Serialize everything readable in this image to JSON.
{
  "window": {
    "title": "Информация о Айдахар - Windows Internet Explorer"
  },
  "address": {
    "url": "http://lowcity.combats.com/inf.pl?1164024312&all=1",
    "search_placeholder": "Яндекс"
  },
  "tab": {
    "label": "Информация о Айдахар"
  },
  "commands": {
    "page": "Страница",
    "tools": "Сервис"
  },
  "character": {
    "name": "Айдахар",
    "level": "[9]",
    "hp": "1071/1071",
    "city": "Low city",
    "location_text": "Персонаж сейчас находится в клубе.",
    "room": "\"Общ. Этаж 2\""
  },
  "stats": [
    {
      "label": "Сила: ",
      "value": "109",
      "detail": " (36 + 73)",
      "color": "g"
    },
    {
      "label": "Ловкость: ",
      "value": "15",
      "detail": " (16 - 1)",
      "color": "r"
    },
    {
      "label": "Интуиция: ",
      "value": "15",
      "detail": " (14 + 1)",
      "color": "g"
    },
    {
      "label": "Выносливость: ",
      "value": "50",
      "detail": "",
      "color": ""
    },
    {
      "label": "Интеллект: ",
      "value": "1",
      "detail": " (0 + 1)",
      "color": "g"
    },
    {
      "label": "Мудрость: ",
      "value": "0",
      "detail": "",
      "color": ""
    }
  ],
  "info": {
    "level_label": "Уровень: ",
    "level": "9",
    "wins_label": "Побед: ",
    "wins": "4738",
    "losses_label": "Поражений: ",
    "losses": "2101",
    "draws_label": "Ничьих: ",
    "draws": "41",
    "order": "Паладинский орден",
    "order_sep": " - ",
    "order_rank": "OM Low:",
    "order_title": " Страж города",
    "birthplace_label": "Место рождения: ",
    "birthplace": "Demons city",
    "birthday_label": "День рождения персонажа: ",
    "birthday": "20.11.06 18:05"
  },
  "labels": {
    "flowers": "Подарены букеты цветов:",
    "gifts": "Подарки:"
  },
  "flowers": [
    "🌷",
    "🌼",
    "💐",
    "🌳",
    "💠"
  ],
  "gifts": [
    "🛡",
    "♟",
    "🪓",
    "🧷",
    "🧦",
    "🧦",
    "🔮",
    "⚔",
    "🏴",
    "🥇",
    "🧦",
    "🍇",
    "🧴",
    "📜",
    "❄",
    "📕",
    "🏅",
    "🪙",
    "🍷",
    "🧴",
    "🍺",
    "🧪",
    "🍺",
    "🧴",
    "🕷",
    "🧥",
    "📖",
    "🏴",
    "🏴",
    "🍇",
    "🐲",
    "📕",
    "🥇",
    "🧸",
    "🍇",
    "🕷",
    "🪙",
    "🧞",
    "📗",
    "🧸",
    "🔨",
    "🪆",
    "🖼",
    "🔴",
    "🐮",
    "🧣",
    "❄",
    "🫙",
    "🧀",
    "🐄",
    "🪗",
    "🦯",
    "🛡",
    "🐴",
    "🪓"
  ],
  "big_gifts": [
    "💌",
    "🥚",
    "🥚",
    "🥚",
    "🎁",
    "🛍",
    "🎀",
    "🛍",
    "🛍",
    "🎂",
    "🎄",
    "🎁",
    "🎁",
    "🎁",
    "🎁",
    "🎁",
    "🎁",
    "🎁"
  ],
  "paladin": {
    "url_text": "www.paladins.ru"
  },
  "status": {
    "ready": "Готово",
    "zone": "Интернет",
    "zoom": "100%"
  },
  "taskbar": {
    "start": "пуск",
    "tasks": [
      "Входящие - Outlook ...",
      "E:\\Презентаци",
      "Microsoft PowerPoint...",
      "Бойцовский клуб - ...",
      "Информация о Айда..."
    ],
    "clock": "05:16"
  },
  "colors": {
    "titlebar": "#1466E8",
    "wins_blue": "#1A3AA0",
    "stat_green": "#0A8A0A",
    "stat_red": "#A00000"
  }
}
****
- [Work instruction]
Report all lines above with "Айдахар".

- [Result]
    "title": "Информация о Айдахар - Windows Internet Explorer"
    "label": "Информация о Айдахар"
    "name": "Айдахар",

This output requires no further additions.